Dark Noon: The Final Voyage of the Fishing Boat Pelican
|Rating||:||4.60 (708 Votes)|
|Number of Pages||:||256 Pages|
The dock the arriving anglers swarmed over had been named, without a trace of self-consciousness, Fishangri-la, and the waiting fishing boat captains could see no obstacle to a record weekend. It’s also a journey back to the America of the early 1950s, when a laborer could buy a round-trip train ticket from Queens to Montauk and fish all day with Captain Eddie for $8.00. He didn’t know that an unpredicted storm would descend from a cloudless sky before the morning was over. In Dark Noon the end comes in a violent storm. In America, in 1951, it was easy to believe that anyone could make money and enjoy the good life, and no place suited that mood better than a fishing town. And it's a story of the end of an era, when one terrible disaster changed the fishing culture of a prosperous port forever. Dark Noon is a taut and suspenseful re-creation of a fateful day at sea. It is also a story of the postwar American dream as experienced in the fishing village of M

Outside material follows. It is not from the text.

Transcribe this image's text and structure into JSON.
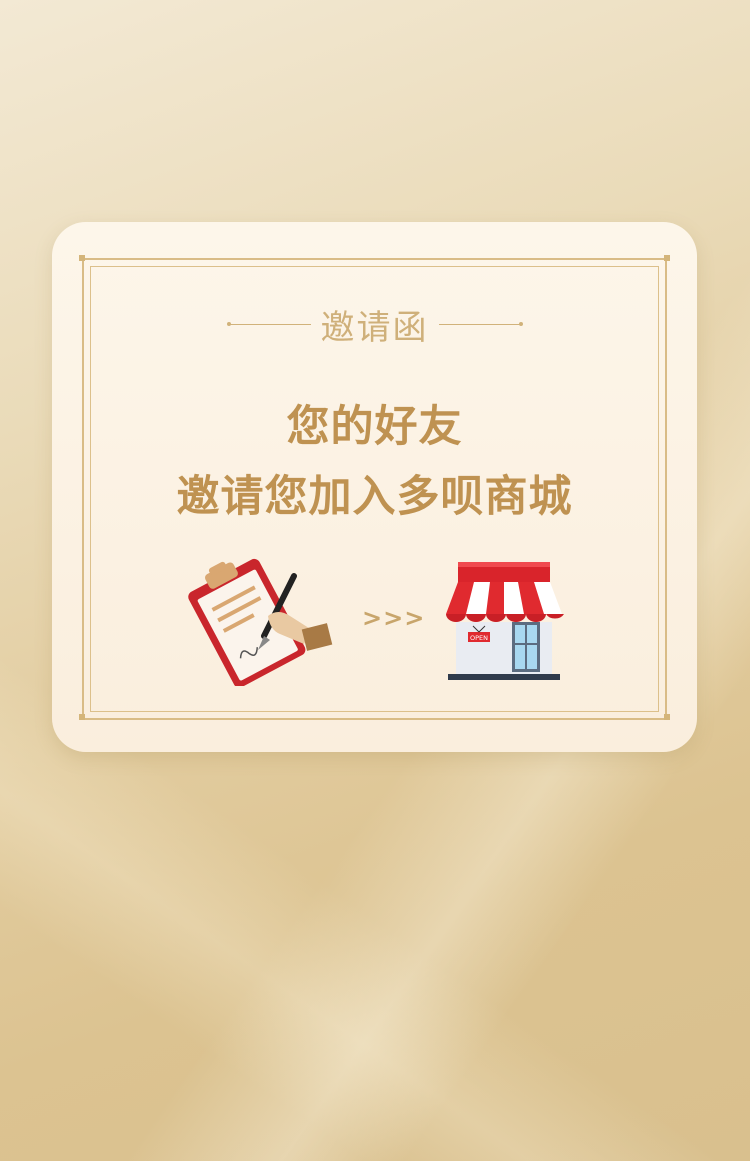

Tom Clavin is editor of the East Hampton Independent and the South Hampton Independent and a former chief environmental correspondent for the New York Times.
"Tragic and Harrowing" according to Allen F. Richardson. In this season of great storms, and with the first anniversary of the Asian tsunami approaching, we have repeatedly been reminded of both our mortality and vulnerability in the face of nature's sometimes unpredictable, and certainly uncontrollable, wrath. In that vein, noted journalist and author Tom Clavin has written a book t. "A Bad Day at Sea" according to John Matlock. Going up in the air, or out to sea (or building your city below sea level like New Orleans) means that once in a while nature takes offense and smites these people with something nasty. On Labor Day in 1951 the charter fishing boat Pelican faced a ferocious storm that blew in without warning. Overloaded with 62 passengers when . Author Michael Tougias Michael Tougias Tom Clavin has done a fine job with a riveting narrative of the events before, during and after the accident with the Pelican. It must have been incredibly difficult to research this tragedy which took place in 1951, but the author brings it to life in a very readable and informative style.When I was writing Ten Hours Until Daw
The Pelican and forty-five people aboard, including Captain Carroll himself, would never return to shore. But Eddie’s luck was about to run out. Tom Clavin was editor of the East Hampton Independent and the Southampton Independent, two of the country’s most award-winning weeklies, for ten years. Saturday, Labor Day weekend, 1951, dawned mild and cloudless over Montauk. The weather only confirmed the postwar optimism of the blue-collar workers who had thronged to this fishing village for a holid